*Assigned task*
Take each line in the entries below that holds "retweets" and show it.

*Data extracted from a collection*
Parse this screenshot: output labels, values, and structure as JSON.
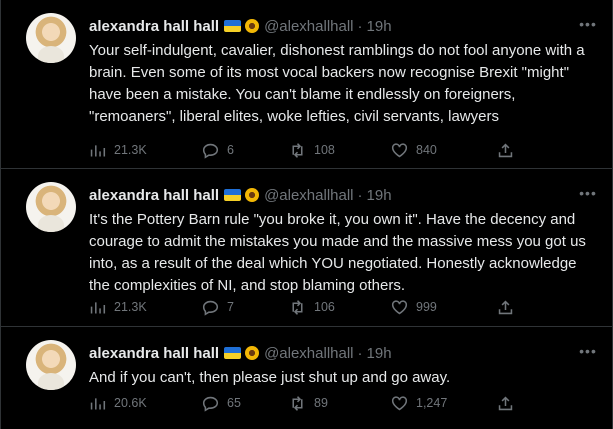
{
  "tweets": [
    {
      "name": "alexandra hall hall",
      "handle": "@alexhallhall",
      "separator": "·",
      "time": "19h",
      "text": "Your self-indulgent, cavalier, dishonest ramblings do not fool anyone with a brain. Even some of its most vocal backers now recognise Brexit \"might\" have been a mistake. You can't blame it endlessly on foreigners, \"remoaners\", liberal elites, woke lefties, civil servants, lawyers",
      "views": "21.3K",
      "replies": "6",
      "retweets": "108",
      "likes": "840"
    },
    {
      "name": "alexandra hall hall",
      "handle": "@alexhallhall",
      "separator": "·",
      "time": "19h",
      "text": "It's the Pottery Barn rule \"you broke it, you own it\". Have the decency and courage to admit the mistakes you made and the massive mess you got us into, as a result of the deal which YOU negotiated. Honestly  acknowledge the complexities of NI, and stop blaming others.",
      "views": "21.3K",
      "replies": "7",
      "retweets": "106",
      "likes": "999"
    },
    {
      "name": "alexandra hall hall",
      "handle": "@alexhallhall",
      "separator": "·",
      "time": "19h",
      "text": "And if you can't, then please just shut up and go away.",
      "views": "20.6K",
      "replies": "65",
      "retweets": "89",
      "likes": "1,247"
    }
  ],
  "icons": {
    "flag": "ukraine-flag-icon",
    "flower": "sunflower-icon",
    "more": "more-icon",
    "views": "views-icon",
    "reply": "reply-icon",
    "retweet": "retweet-icon",
    "like": "like-icon",
    "share": "share-icon"
  },
  "colors": {
    "background": "#000000",
    "text": "#e7e9ea",
    "muted": "#71767b",
    "border": "#2f3336"
  }
}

*Solution to this task*
      "retweets": "108",
      "retweets": "106",
      "retweets": "89",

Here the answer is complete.